GIVEN RECORDS below:
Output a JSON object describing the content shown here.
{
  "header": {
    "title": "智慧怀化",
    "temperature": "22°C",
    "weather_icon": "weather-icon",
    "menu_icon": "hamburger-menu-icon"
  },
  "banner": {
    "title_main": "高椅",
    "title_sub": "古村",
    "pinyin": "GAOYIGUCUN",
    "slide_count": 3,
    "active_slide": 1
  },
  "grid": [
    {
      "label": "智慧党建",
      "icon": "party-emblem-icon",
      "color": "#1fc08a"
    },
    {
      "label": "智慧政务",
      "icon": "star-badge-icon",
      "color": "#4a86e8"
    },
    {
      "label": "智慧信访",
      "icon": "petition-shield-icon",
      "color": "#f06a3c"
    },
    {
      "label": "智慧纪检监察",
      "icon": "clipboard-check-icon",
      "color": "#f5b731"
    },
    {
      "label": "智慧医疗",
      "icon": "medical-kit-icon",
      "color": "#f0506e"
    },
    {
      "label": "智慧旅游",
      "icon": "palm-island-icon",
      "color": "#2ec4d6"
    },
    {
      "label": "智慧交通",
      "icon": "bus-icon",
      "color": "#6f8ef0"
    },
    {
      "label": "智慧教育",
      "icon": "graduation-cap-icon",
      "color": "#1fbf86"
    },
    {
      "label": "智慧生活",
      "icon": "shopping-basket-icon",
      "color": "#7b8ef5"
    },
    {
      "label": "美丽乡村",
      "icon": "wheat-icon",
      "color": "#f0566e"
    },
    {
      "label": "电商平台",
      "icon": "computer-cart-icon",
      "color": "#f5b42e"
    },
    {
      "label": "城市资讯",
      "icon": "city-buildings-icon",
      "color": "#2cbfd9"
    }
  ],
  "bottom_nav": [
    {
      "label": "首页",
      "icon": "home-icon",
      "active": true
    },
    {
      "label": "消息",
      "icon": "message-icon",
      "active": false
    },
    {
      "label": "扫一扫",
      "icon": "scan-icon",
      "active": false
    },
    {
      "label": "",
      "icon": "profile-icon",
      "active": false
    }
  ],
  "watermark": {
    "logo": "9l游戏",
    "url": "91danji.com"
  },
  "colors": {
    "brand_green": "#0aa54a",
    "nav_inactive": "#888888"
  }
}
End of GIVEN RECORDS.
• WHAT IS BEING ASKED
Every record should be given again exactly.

• RESPONSE TO THIS TASK
Output a JSON object describing the content shown here.
{
  "header": {
    "title": "智慧怀化",
    "temperature": "22°C",
    "weather_icon": "weather-icon",
    "menu_icon": "hamburger-menu-icon"
  },
  "banner": {
    "title_main": "高椅",
    "title_sub": "古村",
    "pinyin": "GAOYIGUCUN",
    "slide_count": 3,
    "active_slide": 1
  },
  "grid": [
    {
      "label": "智慧党建",
      "icon": "party-emblem-icon",
      "color": "#1fc08a"
    },
    {
      "label": "智慧政务",
      "icon": "star-badge-icon",
      "color": "#4a86e8"
    },
    {
      "label": "智慧信访",
      "icon": "petition-shield-icon",
      "color": "#f06a3c"
    },
    {
      "label": "智慧纪检监察",
      "icon": "clipboard-check-icon",
      "color": "#f5b731"
    },
    {
      "label": "智慧医疗",
      "icon": "medical-kit-icon",
      "color": "#f0506e"
    },
    {
      "label": "智慧旅游",
      "icon": "palm-island-icon",
      "color": "#2ec4d6"
    },
    {
      "label": "智慧交通",
      "icon": "bus-icon",
      "color": "#6f8ef0"
    },
    {
      "label": "智慧教育",
      "icon": "graduation-cap-icon",
      "color": "#1fbf86"
    },
    {
      "label": "智慧生活",
      "icon": "shopping-basket-icon",
      "color": "#7b8ef5"
    },
    {
      "label": "美丽乡村",
      "icon": "wheat-icon",
      "color": "#f0566e"
    },
    {
      "label": "电商平台",
      "icon": "computer-cart-icon",
      "color": "#f5b42e"
    },
    {
      "label": "城市资讯",
      "icon": "city-buildings-icon",
      "color": "#2cbfd9"
    }
  ],
  "bottom_nav": [
    {
      "label": "首页",
      "icon": "home-icon",
      "active": true
    },
    {
      "label": "消息",
      "icon": "message-icon",
      "active": false
    },
    {
      "label": "扫一扫",
      "icon": "scan-icon",
      "active": false
    },
    {
      "label": "",
      "icon": "profile-icon",
      "active": false
    }
  ],
  "watermark": {
    "logo": "9l游戏",
    "url": "91danji.com"
  },
  "colors": {
    "brand_green": "#0aa54a",
    "nav_inactive": "#888888"
  }
}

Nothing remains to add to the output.